On the night of September 16, 1932, Peg Entwistle, a pretty, 24-year-old aspiring actress from New York, climbed to the top of the letter H of the Hollywood sign (then spelling out "Hollywoodland") in the Hollywood Hills. Having fallen into despair and depression, after seeming to be unable to secure a sucessful acting career in Hollywood's film industry, she had spent the hours before drinking. From the top of the sign, she leapt to her death. The following morning, a hiker found her body, along with a suicide note. According to numerous reports, however, that was not the last of Entwistle to be seen. Since then, residents in the area, hikers and park rangers have reported seeing a women, wearing 1930s-style clothing, slowly and sadly wandering the vicinity. The figure vanishes when approached. Witnesses often reported the scent of gardenias afterwards, said to be Entwistle's preferred fragrance. The figure is believed to be that of Entwistle.

Source: The Ghost of the Hollywood Sign by Stephen Wagner.

If you or someone you know needs help, call the National Suicide Prevention Lifeline at 1-800-273-8255.

Hollywood Roosevelt Hotel

The historic Hollywood Roosevelt Hotel, built in 1927, has been reported to be the scene of many ghostly experiences, especially around the time the hotel was refurbished and reopened in 1985 (some suggest the spirits were disturbed). Among the haunted locations in the hotel is room 928 where Montgomery Clift lived for three months while filming From Here to Eternity. There is also a mirror located in the lower level elevator landing where Marilyn Monroe’s sad-faced reflection has allegedly been seen. There were also reports of a cold spot in the Blossom Room that could not be traced to a draft or air conditioner.

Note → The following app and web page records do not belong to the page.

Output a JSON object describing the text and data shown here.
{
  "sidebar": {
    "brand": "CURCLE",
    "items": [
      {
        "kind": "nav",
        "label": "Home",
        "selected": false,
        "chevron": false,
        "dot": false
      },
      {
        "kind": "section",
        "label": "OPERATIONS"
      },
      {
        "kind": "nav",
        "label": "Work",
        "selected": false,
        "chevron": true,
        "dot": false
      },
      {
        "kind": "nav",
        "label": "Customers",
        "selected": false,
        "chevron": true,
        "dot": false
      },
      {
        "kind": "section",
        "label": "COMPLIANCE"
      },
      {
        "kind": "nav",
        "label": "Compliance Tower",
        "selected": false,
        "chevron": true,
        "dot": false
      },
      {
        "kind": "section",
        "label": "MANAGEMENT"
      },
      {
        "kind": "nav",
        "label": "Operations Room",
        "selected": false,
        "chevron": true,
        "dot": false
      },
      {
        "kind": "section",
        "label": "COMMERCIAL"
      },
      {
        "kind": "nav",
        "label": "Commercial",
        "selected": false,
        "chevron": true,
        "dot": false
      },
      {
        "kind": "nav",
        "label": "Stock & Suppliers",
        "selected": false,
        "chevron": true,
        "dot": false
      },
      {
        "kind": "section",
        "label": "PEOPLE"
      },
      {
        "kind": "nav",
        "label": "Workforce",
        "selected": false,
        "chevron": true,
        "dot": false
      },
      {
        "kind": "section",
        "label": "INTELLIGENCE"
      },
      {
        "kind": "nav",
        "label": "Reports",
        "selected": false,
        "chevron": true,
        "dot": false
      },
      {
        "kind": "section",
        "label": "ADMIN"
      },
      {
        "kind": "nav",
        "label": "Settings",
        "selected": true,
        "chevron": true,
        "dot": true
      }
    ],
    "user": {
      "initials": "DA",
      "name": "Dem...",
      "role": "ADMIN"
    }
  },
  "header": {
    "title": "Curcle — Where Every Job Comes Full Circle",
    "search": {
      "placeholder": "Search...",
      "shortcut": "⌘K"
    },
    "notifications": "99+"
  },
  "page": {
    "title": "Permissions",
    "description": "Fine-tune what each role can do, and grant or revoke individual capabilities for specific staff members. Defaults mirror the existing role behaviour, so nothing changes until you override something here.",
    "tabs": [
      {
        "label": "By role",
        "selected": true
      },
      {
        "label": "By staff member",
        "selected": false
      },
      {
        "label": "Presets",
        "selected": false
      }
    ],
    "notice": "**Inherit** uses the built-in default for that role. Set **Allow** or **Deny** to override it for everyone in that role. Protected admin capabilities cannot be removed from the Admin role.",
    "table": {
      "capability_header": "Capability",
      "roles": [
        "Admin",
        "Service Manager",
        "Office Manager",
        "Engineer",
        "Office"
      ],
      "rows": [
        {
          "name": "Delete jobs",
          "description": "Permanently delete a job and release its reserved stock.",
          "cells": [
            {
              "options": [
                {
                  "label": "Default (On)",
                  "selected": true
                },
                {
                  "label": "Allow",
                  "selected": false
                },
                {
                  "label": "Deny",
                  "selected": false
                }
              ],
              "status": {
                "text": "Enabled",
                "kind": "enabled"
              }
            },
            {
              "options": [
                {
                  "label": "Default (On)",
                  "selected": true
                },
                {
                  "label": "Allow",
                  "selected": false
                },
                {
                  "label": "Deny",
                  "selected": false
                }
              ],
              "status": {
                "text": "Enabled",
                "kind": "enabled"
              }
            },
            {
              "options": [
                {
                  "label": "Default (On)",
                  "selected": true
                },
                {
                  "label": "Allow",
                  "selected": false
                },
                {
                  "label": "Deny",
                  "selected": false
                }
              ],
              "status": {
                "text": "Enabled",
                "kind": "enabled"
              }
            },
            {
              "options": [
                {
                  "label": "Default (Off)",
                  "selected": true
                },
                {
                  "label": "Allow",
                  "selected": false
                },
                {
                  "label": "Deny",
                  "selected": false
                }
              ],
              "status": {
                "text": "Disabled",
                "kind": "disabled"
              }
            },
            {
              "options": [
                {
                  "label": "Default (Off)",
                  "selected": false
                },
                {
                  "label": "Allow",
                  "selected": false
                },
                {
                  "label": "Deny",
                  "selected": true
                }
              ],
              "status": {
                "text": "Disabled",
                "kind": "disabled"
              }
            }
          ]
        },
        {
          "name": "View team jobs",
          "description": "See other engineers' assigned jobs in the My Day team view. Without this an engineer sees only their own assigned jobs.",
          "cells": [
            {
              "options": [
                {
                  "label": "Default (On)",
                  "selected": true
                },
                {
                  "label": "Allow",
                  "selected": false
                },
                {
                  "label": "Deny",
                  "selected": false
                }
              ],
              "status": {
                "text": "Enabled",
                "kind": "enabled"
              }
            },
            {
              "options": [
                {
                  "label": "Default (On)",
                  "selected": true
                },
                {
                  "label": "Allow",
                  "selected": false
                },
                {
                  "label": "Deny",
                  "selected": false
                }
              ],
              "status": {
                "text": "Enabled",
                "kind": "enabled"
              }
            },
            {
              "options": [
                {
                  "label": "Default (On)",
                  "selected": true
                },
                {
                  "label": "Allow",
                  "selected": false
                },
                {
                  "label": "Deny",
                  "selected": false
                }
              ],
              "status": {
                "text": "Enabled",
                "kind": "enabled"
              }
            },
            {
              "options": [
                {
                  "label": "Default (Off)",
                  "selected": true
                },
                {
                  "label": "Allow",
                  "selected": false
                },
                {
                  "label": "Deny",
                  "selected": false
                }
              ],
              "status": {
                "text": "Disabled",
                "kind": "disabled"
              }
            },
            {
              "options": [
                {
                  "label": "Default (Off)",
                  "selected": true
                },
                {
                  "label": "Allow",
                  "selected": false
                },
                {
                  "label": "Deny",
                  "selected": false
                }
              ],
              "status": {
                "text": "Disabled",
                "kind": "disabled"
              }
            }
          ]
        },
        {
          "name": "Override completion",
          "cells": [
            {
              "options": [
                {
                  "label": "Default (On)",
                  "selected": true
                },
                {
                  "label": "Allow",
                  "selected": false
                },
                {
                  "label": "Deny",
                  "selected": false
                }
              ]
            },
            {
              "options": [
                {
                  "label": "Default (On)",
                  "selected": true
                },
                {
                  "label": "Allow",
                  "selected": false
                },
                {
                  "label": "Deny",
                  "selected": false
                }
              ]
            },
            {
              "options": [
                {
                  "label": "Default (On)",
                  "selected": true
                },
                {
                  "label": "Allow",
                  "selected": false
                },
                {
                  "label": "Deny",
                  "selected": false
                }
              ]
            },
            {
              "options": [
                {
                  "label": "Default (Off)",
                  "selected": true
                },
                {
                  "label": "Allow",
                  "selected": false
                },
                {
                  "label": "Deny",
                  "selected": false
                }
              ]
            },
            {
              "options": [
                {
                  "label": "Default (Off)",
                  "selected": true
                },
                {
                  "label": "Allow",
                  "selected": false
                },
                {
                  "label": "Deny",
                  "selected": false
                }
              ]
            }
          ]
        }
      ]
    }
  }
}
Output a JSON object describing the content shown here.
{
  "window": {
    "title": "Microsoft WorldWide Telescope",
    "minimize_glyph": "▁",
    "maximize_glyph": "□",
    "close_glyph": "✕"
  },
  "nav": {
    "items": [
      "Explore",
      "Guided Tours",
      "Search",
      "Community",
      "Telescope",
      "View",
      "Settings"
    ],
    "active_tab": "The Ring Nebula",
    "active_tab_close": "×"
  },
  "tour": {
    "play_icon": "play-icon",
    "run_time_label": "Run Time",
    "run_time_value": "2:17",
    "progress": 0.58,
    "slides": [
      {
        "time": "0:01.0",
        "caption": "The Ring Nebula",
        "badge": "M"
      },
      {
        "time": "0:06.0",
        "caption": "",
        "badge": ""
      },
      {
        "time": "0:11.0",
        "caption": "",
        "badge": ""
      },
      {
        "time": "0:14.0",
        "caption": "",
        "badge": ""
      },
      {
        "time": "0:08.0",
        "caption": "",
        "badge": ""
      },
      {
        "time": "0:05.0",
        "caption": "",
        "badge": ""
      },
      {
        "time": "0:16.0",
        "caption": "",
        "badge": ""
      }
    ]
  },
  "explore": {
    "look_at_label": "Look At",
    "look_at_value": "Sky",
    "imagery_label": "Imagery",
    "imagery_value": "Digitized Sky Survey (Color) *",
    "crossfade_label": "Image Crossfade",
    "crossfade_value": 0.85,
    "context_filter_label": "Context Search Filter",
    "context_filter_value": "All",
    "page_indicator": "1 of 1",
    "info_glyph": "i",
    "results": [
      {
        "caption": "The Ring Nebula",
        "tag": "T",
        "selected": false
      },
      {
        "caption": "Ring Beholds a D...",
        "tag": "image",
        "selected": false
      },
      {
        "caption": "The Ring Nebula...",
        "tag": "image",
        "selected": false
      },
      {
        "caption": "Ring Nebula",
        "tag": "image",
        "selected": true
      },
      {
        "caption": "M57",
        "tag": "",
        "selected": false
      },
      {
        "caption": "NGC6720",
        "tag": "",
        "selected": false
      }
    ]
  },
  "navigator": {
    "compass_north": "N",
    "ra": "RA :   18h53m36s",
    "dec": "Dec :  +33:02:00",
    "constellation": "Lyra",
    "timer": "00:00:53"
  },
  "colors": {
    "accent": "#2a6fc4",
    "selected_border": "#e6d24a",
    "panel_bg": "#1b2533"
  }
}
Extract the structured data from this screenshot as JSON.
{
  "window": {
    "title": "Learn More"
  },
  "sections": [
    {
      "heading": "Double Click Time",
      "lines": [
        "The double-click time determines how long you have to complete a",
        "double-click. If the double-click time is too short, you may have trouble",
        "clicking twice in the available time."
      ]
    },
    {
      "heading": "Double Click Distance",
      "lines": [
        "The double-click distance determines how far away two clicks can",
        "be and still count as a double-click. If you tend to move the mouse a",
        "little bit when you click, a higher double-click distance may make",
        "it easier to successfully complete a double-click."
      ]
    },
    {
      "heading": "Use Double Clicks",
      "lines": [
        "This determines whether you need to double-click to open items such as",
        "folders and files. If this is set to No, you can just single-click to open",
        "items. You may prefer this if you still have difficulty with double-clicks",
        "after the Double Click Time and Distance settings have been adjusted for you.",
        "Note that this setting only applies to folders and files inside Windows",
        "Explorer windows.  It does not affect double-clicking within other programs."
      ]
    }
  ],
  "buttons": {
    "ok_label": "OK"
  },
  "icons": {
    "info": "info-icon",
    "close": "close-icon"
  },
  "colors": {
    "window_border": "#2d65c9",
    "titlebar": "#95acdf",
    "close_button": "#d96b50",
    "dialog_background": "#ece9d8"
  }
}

The reports of unusual events in 1985 became so numerous (such as phone calls from an unfinished room that had not yet had a phone installed), that the Security Manager began to keep a log.

Source: Hollywood Roosevelt Hotel

The White Lady of Elysian Park
Also see: The White Lady of Elysian Park.